An hour later we get dropped off at the Mission. I drive back to my mom’s and get into a small bed she has made up with Erin's sheets. In the morning, I go for a quick unicycle ride, then visit my mom's new house, which looks like where they filmed Friday the 13th. I help mom's boyfriend move a couch into the living room. I find my mom in her bedroom, putting up the same framed photos I have seen in countless bedrooms over many decades. I have to ask.
“Why do you keep moving?”
“Why did you come to get the books?”
Mainly, it was the porn, but I think I understand the point. I gather stuff. Organize it. Obsess about it. Care about it even when I don’t care about it. She moves. I suspect the two are not unrelated. Growing up, I had very few things and what there was was often thrown away, usually wantonly. I felt an unrelenting unease. Things disappeared. Blankets, stuffed animals, toys, books, homes, parents. When I was seven, I had a little yellow sleeping bag with little leopards on it. It was my bed and blanket – we slept on the floor – and it was soft and on many nights it alone made me feel safe. One night it was gone. Tossed. Lesson in Valuable Knowledge. Gather enough stuff so that it can’t all be taken away.
“Why are you moving this time?”
“Well, the pit bulls, for one thing,” she says. “And the house was too small. We needed more storage. And I want to move, Paul. I want to try something different.” This was so much of it. So simple. So understandable. So unyielding. “I saved the books,” she says.
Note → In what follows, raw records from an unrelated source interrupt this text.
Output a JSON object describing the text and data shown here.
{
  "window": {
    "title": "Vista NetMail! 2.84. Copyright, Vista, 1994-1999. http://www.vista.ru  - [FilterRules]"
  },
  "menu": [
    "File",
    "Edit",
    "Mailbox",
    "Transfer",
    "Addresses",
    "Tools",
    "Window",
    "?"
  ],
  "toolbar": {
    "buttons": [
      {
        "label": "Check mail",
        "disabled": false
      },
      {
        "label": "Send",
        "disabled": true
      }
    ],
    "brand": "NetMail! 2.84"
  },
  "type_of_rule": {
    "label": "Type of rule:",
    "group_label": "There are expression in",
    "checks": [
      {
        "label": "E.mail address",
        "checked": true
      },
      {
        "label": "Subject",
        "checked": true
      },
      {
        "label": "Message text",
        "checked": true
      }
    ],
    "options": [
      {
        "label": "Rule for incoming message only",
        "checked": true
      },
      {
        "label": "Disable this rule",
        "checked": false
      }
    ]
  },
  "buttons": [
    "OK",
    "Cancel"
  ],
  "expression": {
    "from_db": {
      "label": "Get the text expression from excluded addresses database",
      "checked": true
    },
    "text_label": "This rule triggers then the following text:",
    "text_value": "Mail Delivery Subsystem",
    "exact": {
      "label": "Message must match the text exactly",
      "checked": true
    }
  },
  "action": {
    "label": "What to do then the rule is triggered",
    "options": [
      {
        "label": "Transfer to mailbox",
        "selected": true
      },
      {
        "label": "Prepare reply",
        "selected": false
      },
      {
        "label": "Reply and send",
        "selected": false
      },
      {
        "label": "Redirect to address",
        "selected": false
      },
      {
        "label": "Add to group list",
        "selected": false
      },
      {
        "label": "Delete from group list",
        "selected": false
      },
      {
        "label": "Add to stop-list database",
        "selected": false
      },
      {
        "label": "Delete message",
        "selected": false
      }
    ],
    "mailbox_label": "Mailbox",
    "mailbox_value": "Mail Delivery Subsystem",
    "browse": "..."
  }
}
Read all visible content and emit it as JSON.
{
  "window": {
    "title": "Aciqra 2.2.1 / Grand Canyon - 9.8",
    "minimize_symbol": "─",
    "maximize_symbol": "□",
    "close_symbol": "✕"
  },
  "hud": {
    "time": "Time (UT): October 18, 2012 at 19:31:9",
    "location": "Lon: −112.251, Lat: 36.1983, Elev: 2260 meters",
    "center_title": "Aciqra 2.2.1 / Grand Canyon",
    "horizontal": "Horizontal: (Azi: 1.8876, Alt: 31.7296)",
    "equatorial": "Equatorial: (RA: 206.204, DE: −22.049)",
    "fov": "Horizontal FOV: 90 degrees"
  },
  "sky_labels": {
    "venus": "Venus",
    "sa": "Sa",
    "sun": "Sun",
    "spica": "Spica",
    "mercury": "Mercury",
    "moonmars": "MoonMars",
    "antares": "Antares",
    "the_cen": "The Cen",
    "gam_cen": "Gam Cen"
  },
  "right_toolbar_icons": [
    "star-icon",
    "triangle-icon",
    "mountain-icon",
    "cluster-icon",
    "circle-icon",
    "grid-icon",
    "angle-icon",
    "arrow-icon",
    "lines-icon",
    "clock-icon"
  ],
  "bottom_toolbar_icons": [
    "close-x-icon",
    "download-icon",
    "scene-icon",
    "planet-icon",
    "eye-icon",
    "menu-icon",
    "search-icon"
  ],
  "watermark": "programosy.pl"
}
The thing that saved me, if I was saved, were my friends, most of whom I met in the 5th grade, some of whom are now dentists. They say fucking crazy shit, but they’ve never gone away. They couldn’t be taken away. I say goodbye to mom, and meet Frank for brunch. Frank looks like he slept in a crib all night. Todd arrives, holding the bottle of 40-year-old port. I eat a platter of vanilla waffles and then hit the road. At some point, I see signs for Goleta and realize I got on the freeway going the wrong way. I am now regretting the vanilla waffles. I stop in Oxnard for gas and peanut butter cups. Think this will now be a tradition. I’m home by 2. My daughter Daphne is at the door, holding a book, The Best Nest. Do birds stay in their nests all night? Does it matter? Birds eat worms and shit on your head. My mom never stayed in her bed. She was always moving. All night. I’m this way, too. We read The Best Nest. Then one more time. Daphne lies down for a nap. I leave, close the door, don’t lock it. Do not lock the door. Birds don’t. My mom didn’t. Kids grow up, some to 40, some beyond. They will forget a lot, but no matter how big they get – in the head, around the belly, elsewhere – they will remember things past, some things, and they will remember this.